* _RECORDS TO PROCESS_:
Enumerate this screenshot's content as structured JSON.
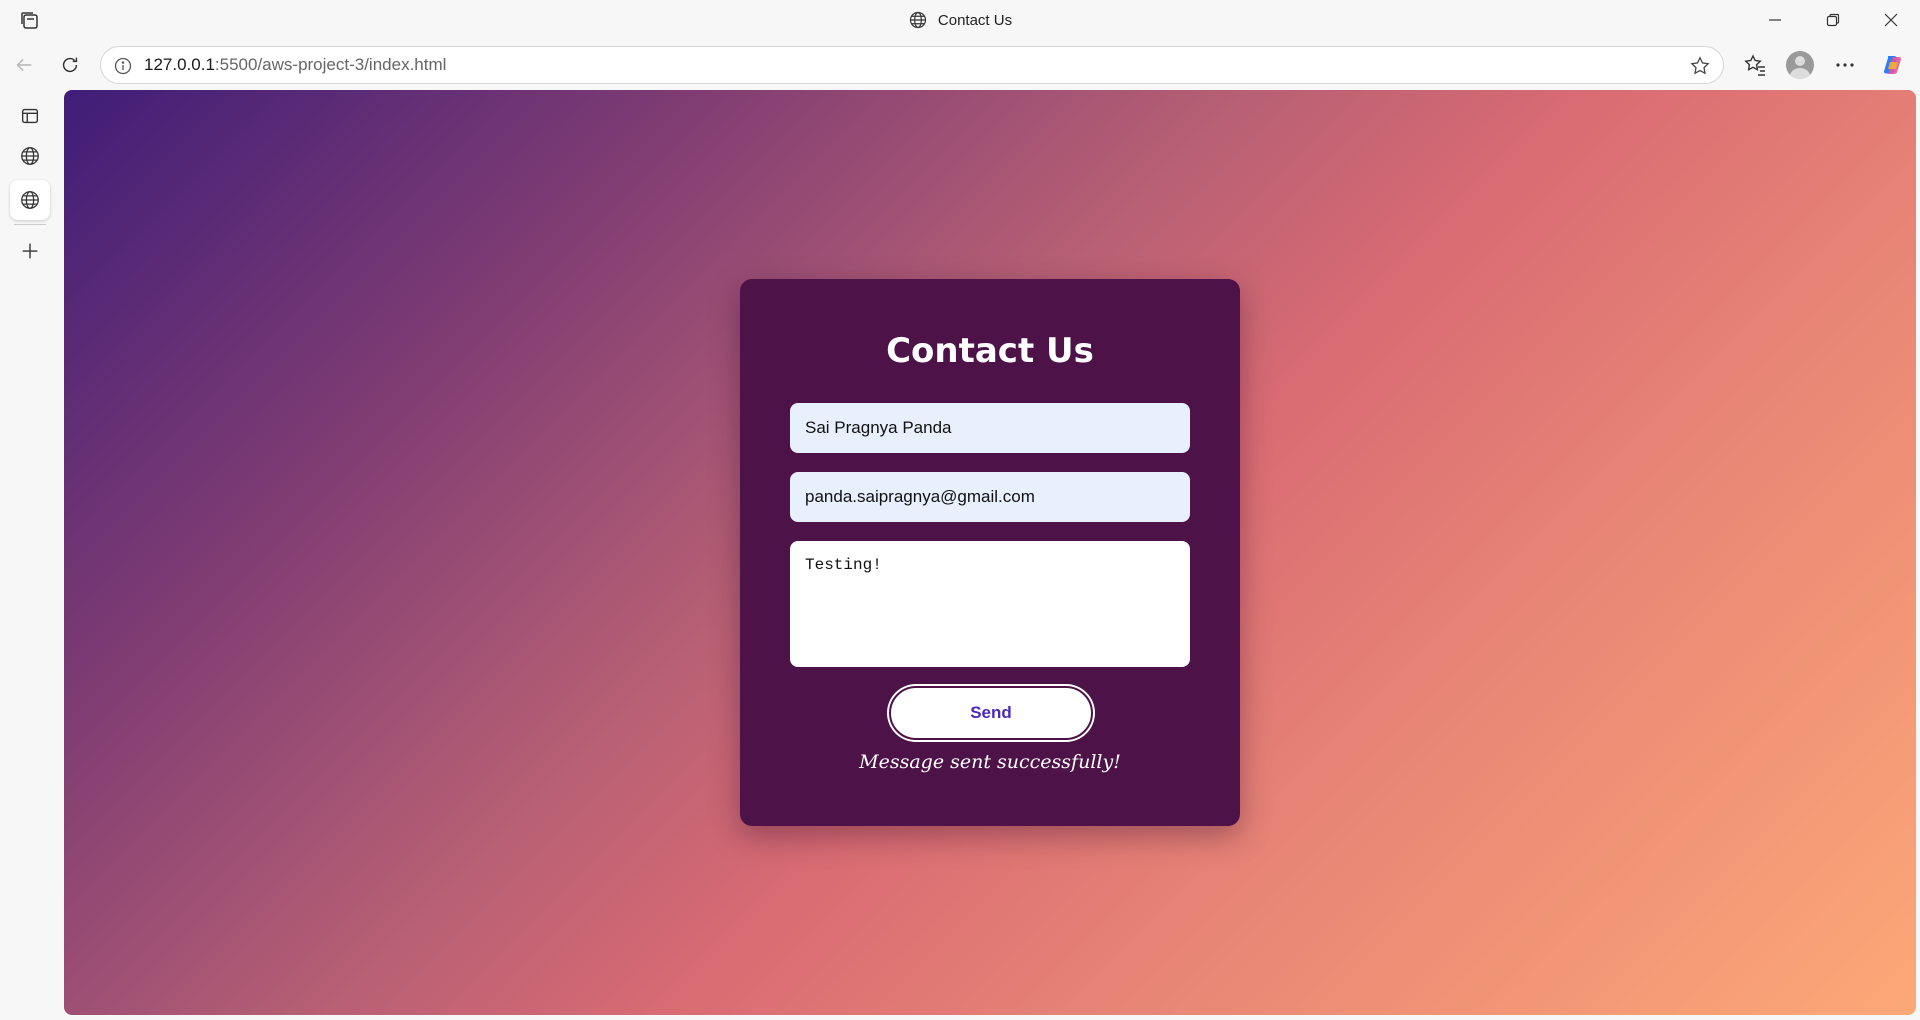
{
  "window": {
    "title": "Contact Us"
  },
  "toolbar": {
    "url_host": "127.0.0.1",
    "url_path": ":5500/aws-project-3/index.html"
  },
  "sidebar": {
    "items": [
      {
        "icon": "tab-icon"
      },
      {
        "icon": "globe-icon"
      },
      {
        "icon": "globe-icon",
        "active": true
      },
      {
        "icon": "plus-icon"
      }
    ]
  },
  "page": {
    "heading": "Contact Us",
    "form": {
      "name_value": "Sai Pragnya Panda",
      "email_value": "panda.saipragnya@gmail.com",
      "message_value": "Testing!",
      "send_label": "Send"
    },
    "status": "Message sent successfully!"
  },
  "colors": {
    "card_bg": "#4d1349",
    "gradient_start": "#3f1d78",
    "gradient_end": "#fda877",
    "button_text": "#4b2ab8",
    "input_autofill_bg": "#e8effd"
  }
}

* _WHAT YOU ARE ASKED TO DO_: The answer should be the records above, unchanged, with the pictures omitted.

* _COMPLETED EXERCISE_:
Enumerate this screenshot's content as structured JSON.
{
  "window": {
    "title": "Contact Us"
  },
  "toolbar": {
    "url_host": "127.0.0.1",
    "url_path": ":5500/aws-project-3/index.html"
  },
  "sidebar": {
    "items": [
      {
        "icon": "tab-icon"
      },
      {
        "icon": "globe-icon"
      },
      {
        "icon": "globe-icon",
        "active": true
      },
      {
        "icon": "plus-icon"
      }
    ]
  },
  "page": {
    "heading": "Contact Us",
    "form": {
      "name_value": "Sai Pragnya Panda",
      "email_value": "panda.saipragnya@gmail.com",
      "message_value": "Testing!",
      "send_label": "Send"
    },
    "status": "Message sent successfully!"
  },
  "colors": {
    "card_bg": "#4d1349",
    "gradient_start": "#3f1d78",
    "gradient_end": "#fda877",
    "button_text": "#4b2ab8",
    "input_autofill_bg": "#e8effd"
  }
}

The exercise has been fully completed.